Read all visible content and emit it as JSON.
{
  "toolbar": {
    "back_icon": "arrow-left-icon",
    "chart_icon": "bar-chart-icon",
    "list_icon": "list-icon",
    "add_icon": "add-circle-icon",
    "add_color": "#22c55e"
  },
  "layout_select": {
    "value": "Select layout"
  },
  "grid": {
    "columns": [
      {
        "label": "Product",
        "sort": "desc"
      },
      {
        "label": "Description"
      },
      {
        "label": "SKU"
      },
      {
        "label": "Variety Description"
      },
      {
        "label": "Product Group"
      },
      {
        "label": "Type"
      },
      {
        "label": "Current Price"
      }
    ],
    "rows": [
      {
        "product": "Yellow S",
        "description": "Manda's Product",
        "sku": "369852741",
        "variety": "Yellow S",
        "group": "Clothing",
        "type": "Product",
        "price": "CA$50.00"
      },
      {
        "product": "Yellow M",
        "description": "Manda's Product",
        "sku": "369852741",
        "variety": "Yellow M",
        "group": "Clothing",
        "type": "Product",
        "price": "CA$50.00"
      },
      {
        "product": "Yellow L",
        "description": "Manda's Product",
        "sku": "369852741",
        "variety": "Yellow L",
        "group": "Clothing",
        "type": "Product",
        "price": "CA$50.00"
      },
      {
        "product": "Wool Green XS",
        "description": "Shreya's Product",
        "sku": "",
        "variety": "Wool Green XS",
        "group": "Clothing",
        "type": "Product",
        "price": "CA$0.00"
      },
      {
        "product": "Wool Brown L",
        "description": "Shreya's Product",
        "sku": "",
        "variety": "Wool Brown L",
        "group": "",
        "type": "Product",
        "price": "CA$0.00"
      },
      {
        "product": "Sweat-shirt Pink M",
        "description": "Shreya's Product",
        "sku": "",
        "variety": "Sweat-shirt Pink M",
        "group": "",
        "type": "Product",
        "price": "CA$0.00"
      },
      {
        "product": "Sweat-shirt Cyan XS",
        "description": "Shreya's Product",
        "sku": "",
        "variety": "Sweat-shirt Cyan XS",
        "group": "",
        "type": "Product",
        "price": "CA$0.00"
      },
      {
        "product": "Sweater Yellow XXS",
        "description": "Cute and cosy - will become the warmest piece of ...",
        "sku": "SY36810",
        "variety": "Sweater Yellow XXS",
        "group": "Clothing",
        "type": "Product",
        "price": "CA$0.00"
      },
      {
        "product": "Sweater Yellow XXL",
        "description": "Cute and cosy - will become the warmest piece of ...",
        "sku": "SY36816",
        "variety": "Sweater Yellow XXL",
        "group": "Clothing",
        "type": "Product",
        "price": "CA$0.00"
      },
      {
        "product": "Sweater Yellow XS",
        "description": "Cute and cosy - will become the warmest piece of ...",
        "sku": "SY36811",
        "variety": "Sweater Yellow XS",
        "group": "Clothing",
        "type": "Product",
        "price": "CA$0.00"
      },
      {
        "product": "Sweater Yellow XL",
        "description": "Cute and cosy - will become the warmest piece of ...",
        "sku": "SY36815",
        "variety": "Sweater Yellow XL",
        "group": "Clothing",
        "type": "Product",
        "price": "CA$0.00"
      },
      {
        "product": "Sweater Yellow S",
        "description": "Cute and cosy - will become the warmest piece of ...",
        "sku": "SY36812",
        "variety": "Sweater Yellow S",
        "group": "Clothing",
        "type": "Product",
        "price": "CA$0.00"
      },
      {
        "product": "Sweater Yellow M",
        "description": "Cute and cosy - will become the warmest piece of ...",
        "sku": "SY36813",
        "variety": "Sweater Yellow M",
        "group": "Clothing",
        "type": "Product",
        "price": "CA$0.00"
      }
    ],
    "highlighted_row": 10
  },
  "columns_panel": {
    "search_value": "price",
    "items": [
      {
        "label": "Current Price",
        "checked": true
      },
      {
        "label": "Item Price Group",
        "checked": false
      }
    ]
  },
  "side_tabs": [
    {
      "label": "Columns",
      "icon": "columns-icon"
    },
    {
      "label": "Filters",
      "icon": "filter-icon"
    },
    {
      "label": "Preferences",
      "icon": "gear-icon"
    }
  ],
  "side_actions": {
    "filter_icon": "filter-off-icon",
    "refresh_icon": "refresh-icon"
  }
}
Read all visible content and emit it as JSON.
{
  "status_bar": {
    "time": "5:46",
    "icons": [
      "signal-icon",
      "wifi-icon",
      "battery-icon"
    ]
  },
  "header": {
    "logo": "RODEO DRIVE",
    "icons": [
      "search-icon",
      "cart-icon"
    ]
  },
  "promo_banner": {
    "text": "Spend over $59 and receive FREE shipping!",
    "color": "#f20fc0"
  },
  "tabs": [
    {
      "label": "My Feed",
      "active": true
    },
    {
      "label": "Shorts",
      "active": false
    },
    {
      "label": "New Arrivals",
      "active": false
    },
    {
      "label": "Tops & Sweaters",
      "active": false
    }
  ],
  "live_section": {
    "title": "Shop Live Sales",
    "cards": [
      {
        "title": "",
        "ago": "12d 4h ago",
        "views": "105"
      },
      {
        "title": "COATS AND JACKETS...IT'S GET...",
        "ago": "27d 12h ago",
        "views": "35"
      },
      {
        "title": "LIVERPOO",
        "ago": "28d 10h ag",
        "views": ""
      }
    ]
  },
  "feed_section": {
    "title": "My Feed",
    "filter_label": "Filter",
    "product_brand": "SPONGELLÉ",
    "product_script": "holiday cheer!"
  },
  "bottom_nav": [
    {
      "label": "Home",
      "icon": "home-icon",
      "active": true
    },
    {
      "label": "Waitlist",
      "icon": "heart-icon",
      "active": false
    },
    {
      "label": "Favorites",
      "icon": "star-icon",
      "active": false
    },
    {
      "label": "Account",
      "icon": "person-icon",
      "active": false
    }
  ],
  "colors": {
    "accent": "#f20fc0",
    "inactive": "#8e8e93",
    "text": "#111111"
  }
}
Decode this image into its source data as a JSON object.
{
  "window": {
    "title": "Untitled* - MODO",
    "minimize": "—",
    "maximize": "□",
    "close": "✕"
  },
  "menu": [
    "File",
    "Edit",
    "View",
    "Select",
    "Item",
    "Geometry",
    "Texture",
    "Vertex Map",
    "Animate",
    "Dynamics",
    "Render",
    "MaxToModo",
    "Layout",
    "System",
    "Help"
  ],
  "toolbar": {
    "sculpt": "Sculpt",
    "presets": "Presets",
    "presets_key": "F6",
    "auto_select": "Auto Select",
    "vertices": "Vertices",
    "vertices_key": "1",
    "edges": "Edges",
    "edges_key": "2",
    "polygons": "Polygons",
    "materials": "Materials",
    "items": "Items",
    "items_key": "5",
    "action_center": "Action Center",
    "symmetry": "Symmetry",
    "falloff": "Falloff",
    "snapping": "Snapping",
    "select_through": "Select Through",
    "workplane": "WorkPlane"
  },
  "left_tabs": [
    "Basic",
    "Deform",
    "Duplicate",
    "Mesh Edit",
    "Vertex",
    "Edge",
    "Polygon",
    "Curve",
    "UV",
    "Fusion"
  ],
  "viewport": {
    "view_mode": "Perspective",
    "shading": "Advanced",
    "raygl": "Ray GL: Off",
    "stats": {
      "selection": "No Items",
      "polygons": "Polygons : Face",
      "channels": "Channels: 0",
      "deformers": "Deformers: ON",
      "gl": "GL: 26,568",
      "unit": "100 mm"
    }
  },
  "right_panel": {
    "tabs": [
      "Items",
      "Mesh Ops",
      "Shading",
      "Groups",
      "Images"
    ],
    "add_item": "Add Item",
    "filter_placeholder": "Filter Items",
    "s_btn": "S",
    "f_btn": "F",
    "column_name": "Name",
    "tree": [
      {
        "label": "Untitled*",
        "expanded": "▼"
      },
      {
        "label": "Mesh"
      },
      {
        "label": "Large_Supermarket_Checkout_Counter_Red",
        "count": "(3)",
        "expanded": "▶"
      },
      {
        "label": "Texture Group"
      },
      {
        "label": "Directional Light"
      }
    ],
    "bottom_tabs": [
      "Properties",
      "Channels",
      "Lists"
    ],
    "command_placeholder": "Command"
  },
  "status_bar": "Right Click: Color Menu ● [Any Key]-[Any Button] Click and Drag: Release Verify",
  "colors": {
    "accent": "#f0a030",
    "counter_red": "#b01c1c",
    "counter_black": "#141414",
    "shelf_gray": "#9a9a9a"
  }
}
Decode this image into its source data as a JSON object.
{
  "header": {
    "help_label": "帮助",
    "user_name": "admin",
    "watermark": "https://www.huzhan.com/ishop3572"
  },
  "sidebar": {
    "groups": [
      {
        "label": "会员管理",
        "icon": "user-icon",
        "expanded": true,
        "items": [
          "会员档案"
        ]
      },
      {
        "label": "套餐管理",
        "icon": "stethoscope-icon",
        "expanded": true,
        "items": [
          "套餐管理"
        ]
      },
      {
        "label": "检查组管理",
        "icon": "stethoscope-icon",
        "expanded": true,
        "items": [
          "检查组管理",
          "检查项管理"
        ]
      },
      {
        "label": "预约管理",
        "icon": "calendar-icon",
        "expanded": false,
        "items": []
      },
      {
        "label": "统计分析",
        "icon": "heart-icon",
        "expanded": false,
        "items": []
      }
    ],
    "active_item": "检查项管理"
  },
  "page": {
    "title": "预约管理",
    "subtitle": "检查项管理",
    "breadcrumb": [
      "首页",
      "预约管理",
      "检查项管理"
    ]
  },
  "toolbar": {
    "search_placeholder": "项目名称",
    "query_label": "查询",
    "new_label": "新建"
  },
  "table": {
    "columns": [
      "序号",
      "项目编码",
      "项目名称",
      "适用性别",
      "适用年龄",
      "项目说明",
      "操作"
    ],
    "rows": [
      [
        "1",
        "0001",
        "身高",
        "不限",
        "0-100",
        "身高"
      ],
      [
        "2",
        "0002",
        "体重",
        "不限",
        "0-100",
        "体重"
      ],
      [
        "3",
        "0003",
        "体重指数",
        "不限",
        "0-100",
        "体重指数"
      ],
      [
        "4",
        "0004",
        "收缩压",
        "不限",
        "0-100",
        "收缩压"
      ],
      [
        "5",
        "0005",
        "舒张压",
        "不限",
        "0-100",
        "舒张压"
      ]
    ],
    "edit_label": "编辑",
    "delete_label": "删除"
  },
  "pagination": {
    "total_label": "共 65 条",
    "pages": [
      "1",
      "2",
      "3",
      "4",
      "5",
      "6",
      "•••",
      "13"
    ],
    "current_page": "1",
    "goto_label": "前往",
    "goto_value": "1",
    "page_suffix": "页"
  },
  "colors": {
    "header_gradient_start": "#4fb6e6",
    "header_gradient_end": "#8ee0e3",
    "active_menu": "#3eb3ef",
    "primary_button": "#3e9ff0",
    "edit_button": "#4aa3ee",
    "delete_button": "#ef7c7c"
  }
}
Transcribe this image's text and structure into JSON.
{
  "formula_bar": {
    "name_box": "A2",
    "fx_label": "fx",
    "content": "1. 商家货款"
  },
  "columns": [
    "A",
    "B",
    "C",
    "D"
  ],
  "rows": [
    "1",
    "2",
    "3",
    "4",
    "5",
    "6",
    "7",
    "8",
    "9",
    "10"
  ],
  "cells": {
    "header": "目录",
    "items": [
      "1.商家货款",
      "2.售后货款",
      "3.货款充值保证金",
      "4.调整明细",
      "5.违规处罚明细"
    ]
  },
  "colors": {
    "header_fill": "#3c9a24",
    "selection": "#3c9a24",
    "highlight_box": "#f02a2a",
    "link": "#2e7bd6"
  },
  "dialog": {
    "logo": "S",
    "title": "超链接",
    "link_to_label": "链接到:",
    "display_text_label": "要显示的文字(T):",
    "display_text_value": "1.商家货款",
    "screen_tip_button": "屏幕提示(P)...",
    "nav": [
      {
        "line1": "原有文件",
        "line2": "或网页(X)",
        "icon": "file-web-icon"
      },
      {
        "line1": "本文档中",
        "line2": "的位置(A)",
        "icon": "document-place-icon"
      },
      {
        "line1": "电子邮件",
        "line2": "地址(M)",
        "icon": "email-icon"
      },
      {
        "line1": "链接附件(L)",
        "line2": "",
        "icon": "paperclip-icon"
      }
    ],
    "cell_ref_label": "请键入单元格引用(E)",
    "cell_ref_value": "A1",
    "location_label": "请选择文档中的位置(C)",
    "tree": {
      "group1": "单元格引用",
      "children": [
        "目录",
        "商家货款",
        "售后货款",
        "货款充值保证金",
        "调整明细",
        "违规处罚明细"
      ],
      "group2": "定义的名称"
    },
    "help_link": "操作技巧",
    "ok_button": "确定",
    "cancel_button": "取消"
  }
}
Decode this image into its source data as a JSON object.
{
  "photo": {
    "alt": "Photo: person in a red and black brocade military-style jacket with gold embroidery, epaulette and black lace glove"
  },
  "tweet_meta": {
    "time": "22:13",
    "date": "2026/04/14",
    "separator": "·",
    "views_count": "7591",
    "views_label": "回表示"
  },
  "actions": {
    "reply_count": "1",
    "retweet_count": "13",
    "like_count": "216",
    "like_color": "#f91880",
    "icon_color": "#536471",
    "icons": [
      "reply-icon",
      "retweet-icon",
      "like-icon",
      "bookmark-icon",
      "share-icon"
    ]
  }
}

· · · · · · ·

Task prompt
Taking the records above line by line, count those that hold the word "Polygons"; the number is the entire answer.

Exercise output
2